YOUR TASK – Restating every entry exactly is the whole task.

(LISTED ENTRIES Opens)

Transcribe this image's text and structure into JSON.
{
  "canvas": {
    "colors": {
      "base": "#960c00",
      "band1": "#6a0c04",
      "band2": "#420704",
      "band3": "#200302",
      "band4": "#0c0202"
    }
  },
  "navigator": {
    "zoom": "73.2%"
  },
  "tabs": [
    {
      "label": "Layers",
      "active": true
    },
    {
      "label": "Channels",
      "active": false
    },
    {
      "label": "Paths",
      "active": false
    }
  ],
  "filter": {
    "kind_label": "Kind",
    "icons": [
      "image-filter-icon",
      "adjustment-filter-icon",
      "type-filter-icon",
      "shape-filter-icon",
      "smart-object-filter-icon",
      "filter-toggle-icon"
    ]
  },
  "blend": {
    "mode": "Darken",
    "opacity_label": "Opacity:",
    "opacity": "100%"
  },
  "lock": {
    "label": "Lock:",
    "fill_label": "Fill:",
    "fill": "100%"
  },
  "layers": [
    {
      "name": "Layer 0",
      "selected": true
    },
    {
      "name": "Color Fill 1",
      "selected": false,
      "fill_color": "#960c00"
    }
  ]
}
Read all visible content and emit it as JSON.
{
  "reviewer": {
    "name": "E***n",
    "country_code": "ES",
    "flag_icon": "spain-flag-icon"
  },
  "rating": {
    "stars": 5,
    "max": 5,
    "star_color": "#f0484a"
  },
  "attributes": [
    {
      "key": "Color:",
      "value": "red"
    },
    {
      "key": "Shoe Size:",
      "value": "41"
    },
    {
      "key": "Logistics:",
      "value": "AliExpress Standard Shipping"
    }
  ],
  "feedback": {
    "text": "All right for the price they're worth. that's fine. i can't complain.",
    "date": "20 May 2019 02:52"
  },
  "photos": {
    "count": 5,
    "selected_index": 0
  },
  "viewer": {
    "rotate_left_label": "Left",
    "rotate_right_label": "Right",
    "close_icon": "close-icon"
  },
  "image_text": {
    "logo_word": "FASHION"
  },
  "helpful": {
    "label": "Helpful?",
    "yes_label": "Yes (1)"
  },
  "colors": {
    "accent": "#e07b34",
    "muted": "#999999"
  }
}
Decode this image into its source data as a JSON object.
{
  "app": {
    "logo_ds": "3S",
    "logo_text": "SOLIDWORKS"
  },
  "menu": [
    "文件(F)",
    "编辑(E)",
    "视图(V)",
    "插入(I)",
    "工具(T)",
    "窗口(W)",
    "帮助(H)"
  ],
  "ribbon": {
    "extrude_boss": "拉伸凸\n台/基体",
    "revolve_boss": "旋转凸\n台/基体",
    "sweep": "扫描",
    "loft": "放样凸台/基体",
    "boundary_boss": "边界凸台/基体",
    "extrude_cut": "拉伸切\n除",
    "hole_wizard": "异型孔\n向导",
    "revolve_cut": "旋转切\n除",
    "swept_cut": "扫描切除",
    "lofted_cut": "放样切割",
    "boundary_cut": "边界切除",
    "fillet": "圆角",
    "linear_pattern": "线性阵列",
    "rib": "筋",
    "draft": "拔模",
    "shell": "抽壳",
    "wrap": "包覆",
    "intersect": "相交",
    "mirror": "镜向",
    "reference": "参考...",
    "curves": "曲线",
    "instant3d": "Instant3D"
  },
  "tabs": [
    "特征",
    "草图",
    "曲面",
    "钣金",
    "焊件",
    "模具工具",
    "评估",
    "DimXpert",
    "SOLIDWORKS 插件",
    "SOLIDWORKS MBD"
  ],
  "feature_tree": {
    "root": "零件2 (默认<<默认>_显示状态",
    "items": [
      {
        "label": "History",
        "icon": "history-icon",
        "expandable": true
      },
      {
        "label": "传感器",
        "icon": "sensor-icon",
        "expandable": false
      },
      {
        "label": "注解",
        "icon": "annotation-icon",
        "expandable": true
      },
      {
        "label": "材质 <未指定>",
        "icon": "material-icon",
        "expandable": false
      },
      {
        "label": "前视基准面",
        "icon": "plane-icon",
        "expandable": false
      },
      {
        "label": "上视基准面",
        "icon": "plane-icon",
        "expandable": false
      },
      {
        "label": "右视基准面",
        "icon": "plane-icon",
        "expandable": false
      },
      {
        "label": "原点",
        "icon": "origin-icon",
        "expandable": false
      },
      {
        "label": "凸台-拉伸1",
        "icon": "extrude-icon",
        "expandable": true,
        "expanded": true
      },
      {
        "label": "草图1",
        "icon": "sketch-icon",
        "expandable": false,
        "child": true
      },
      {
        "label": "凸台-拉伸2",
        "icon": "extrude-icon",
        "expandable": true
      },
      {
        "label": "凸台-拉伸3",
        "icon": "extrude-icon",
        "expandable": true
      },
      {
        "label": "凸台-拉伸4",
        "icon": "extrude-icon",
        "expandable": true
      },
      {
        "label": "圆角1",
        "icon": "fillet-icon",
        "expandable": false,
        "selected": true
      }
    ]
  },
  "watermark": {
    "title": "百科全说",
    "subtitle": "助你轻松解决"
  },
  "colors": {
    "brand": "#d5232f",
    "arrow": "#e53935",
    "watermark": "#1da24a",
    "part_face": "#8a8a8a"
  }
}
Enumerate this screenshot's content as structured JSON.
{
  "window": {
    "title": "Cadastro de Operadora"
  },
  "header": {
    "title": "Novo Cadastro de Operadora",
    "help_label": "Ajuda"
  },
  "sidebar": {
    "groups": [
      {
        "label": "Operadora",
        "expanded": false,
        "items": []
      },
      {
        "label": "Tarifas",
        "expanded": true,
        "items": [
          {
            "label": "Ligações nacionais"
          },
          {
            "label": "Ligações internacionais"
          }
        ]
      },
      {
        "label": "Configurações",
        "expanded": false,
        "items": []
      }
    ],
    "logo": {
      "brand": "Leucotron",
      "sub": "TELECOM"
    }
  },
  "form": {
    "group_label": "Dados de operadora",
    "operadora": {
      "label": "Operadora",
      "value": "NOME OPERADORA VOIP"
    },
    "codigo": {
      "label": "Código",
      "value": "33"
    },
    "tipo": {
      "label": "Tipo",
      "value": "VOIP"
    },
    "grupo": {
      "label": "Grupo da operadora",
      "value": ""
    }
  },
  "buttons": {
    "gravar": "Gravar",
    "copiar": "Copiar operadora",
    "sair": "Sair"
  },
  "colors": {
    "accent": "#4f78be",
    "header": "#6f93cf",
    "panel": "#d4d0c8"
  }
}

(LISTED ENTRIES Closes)

SOLUTION TO THIS PROBLEM –
Transcribe this image's text and structure into JSON.
{
  "canvas": {
    "colors": {
      "base": "#960c00",
      "band1": "#6a0c04",
      "band2": "#420704",
      "band3": "#200302",
      "band4": "#0c0202"
    }
  },
  "navigator": {
    "zoom": "73.2%"
  },
  "tabs": [
    {
      "label": "Layers",
      "active": true
    },
    {
      "label": "Channels",
      "active": false
    },
    {
      "label": "Paths",
      "active": false
    }
  ],
  "filter": {
    "kind_label": "Kind",
    "icons": [
      "image-filter-icon",
      "adjustment-filter-icon",
      "type-filter-icon",
      "shape-filter-icon",
      "smart-object-filter-icon",
      "filter-toggle-icon"
    ]
  },
  "blend": {
    "mode": "Darken",
    "opacity_label": "Opacity:",
    "opacity": "100%"
  },
  "lock": {
    "label": "Lock:",
    "fill_label": "Fill:",
    "fill": "100%"
  },
  "layers": [
    {
      "name": "Layer 0",
      "selected": true
    },
    {
      "name": "Color Fill 1",
      "selected": false,
      "fill_color": "#960c00"
    }
  ]
}
Read all visible content and emit it as JSON.
{
  "reviewer": {
    "name": "E***n",
    "country_code": "ES",
    "flag_icon": "spain-flag-icon"
  },
  "rating": {
    "stars": 5,
    "max": 5,
    "star_color": "#f0484a"
  },
  "attributes": [
    {
      "key": "Color:",
      "value": "red"
    },
    {
      "key": "Shoe Size:",
      "value": "41"
    },
    {
      "key": "Logistics:",
      "value": "AliExpress Standard Shipping"
    }
  ],
  "feedback": {
    "text": "All right for the price they're worth. that's fine. i can't complain.",
    "date": "20 May 2019 02:52"
  },
  "photos": {
    "count": 5,
    "selected_index": 0
  },
  "viewer": {
    "rotate_left_label": "Left",
    "rotate_right_label": "Right",
    "close_icon": "close-icon"
  },
  "image_text": {
    "logo_word": "FASHION"
  },
  "helpful": {
    "label": "Helpful?",
    "yes_label": "Yes (1)"
  },
  "colors": {
    "accent": "#e07b34",
    "muted": "#999999"
  }
}
Decode this image into its source data as a JSON object.
{
  "app": {
    "logo_ds": "3S",
    "logo_text": "SOLIDWORKS"
  },
  "menu": [
    "文件(F)",
    "编辑(E)",
    "视图(V)",
    "插入(I)",
    "工具(T)",
    "窗口(W)",
    "帮助(H)"
  ],
  "ribbon": {
    "extrude_boss": "拉伸凸\n台/基体",
    "revolve_boss": "旋转凸\n台/基体",
    "sweep": "扫描",
    "loft": "放样凸台/基体",
    "boundary_boss": "边界凸台/基体",
    "extrude_cut": "拉伸切\n除",
    "hole_wizard": "异型孔\n向导",
    "revolve_cut": "旋转切\n除",
    "swept_cut": "扫描切除",
    "lofted_cut": "放样切割",
    "boundary_cut": "边界切除",
    "fillet": "圆角",
    "linear_pattern": "线性阵列",
    "rib": "筋",
    "draft": "拔模",
    "shell": "抽壳",
    "wrap": "包覆",
    "intersect": "相交",
    "mirror": "镜向",
    "reference": "参考...",
    "curves": "曲线",
    "instant3d": "Instant3D"
  },
  "tabs": [
    "特征",
    "草图",
    "曲面",
    "钣金",
    "焊件",
    "模具工具",
    "评估",
    "DimXpert",
    "SOLIDWORKS 插件",
    "SOLIDWORKS MBD"
  ],
  "feature_tree": {
    "root": "零件2 (默认<<默认>_显示状态",
    "items": [
      {
        "label": "History",
        "icon": "history-icon",
        "expandable": true
      },
      {
        "label": "传感器",
        "icon": "sensor-icon",
        "expandable": false
      },
      {
        "label": "注解",
        "icon": "annotation-icon",
        "expandable": true
      },
      {
        "label": "材质 <未指定>",
        "icon": "material-icon",
        "expandable": false
      },
      {
        "label": "前视基准面",
        "icon": "plane-icon",
        "expandable": false
      },
      {
        "label": "上视基准面",
        "icon": "plane-icon",
        "expandable": false
      },
      {
        "label": "右视基准面",
        "icon": "plane-icon",
        "expandable": false
      },
      {
        "label": "原点",
        "icon": "origin-icon",
        "expandable": false
      },
      {
        "label": "凸台-拉伸1",
        "icon": "extrude-icon",
        "expandable": true,
        "expanded": true
      },
      {
        "label": "草图1",
        "icon": "sketch-icon",
        "expandable": false,
        "child": true
      },
      {
        "label": "凸台-拉伸2",
        "icon": "extrude-icon",
        "expandable": true
      },
      {
        "label": "凸台-拉伸3",
        "icon": "extrude-icon",
        "expandable": true
      },
      {
        "label": "凸台-拉伸4",
        "icon": "extrude-icon",
        "expandable": true
      },
      {
        "label": "圆角1",
        "icon": "fillet-icon",
        "expandable": false,
        "selected": true
      }
    ]
  },
  "watermark": {
    "title": "百科全说",
    "subtitle": "助你轻松解决"
  },
  "colors": {
    "brand": "#d5232f",
    "arrow": "#e53935",
    "watermark": "#1da24a",
    "part_face": "#8a8a8a"
  }
}
Enumerate this screenshot's content as structured JSON.
{
  "window": {
    "title": "Cadastro de Operadora"
  },
  "header": {
    "title": "Novo Cadastro de Operadora",
    "help_label": "Ajuda"
  },
  "sidebar": {
    "groups": [
      {
        "label": "Operadora",
        "expanded": false,
        "items": []
      },
      {
        "label": "Tarifas",
        "expanded": true,
        "items": [
          {
            "label": "Ligações nacionais"
          },
          {
            "label": "Ligações internacionais"
          }
        ]
      },
      {
        "label": "Configurações",
        "expanded": false,
        "items": []
      }
    ],
    "logo": {
      "brand": "Leucotron",
      "sub": "TELECOM"
    }
  },
  "form": {
    "group_label": "Dados de operadora",
    "operadora": {
      "label": "Operadora",
      "value": "NOME OPERADORA VOIP"
    },
    "codigo": {
      "label": "Código",
      "value": "33"
    },
    "tipo": {
      "label": "Tipo",
      "value": "VOIP"
    },
    "grupo": {
      "label": "Grupo da operadora",
      "value": ""
    }
  },
  "buttons": {
    "gravar": "Gravar",
    "copiar": "Copiar operadora",
    "sair": "Sair"
  },
  "colors": {
    "accent": "#4f78be",
    "header": "#6f93cf",
    "panel": "#d4d0c8"
  }
}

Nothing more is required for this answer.